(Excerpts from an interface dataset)

━━━━━━━━

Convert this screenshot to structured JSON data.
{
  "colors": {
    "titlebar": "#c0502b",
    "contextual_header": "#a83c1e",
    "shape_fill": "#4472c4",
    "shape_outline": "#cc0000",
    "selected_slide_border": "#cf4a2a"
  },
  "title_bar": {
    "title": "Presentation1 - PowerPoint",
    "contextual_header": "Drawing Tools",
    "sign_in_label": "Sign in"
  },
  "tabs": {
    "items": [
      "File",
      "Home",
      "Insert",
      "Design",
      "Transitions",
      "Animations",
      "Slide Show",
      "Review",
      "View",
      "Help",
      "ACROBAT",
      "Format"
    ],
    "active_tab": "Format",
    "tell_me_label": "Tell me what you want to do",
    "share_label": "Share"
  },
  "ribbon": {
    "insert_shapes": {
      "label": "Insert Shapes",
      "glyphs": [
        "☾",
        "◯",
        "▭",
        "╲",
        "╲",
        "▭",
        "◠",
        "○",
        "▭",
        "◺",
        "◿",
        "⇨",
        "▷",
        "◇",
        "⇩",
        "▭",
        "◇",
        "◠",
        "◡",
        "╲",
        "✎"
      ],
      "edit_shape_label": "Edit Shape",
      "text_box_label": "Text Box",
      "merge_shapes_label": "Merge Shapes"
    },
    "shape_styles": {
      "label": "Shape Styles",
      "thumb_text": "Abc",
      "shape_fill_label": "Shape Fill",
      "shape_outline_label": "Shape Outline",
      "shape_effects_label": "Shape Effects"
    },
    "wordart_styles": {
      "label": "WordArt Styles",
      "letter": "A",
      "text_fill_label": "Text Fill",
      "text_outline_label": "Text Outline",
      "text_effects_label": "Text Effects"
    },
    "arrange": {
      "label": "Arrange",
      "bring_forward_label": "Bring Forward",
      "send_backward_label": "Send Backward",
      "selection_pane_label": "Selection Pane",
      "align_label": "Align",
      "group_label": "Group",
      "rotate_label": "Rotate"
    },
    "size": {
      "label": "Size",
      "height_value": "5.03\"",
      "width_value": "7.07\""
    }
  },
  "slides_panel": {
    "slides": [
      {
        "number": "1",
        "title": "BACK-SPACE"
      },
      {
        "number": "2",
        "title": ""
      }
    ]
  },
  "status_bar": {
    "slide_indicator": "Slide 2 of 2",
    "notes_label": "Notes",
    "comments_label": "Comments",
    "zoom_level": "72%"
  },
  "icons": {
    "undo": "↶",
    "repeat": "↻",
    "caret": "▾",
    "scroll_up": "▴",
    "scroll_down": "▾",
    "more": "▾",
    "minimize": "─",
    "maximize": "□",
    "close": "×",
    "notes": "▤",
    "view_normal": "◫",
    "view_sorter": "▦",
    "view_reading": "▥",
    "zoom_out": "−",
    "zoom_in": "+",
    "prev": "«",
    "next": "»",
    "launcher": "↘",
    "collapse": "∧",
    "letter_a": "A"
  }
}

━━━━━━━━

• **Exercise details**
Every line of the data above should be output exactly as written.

• **Exercise result**
Convert this screenshot to structured JSON data.
{
  "colors": {
    "titlebar": "#c0502b",
    "contextual_header": "#a83c1e",
    "shape_fill": "#4472c4",
    "shape_outline": "#cc0000",
    "selected_slide_border": "#cf4a2a"
  },
  "title_bar": {
    "title": "Presentation1 - PowerPoint",
    "contextual_header": "Drawing Tools",
    "sign_in_label": "Sign in"
  },
  "tabs": {
    "items": [
      "File",
      "Home",
      "Insert",
      "Design",
      "Transitions",
      "Animations",
      "Slide Show",
      "Review",
      "View",
      "Help",
      "ACROBAT",
      "Format"
    ],
    "active_tab": "Format",
    "tell_me_label": "Tell me what you want to do",
    "share_label": "Share"
  },
  "ribbon": {
    "insert_shapes": {
      "label": "Insert Shapes",
      "glyphs": [
        "☾",
        "◯",
        "▭",
        "╲",
        "╲",
        "▭",
        "◠",
        "○",
        "▭",
        "◺",
        "◿",
        "⇨",
        "▷",
        "◇",
        "⇩",
        "▭",
        "◇",
        "◠",
        "◡",
        "╲",
        "✎"
      ],
      "edit_shape_label": "Edit Shape",
      "text_box_label": "Text Box",
      "merge_shapes_label": "Merge Shapes"
    },
    "shape_styles": {
      "label": "Shape Styles",
      "thumb_text": "Abc",
      "shape_fill_label": "Shape Fill",
      "shape_outline_label": "Shape Outline",
      "shape_effects_label": "Shape Effects"
    },
    "wordart_styles": {
      "label": "WordArt Styles",
      "letter": "A",
      "text_fill_label": "Text Fill",
      "text_outline_label": "Text Outline",
      "text_effects_label": "Text Effects"
    },
    "arrange": {
      "label": "Arrange",
      "bring_forward_label": "Bring Forward",
      "send_backward_label": "Send Backward",
      "selection_pane_label": "Selection Pane",
      "align_label": "Align",
      "group_label": "Group",
      "rotate_label": "Rotate"
    },
    "size": {
      "label": "Size",
      "height_value": "5.03\"",
      "width_value": "7.07\""
    }
  },
  "slides_panel": {
    "slides": [
      {
        "number": "1",
        "title": "BACK-SPACE"
      },
      {
        "number": "2",
        "title": ""
      }
    ]
  },
  "status_bar": {
    "slide_indicator": "Slide 2 of 2",
    "notes_label": "Notes",
    "comments_label": "Comments",
    "zoom_level": "72%"
  },
  "icons": {
    "undo": "↶",
    "repeat": "↻",
    "caret": "▾",
    "scroll_up": "▴",
    "scroll_down": "▾",
    "more": "▾",
    "minimize": "─",
    "maximize": "□",
    "close": "×",
    "notes": "▤",
    "view_normal": "◫",
    "view_sorter": "▦",
    "view_reading": "▥",
    "zoom_out": "−",
    "zoom_in": "+",
    "prev": "«",
    "next": "»",
    "launcher": "↘",
    "collapse": "∧",
    "letter_a": "A"
  }
}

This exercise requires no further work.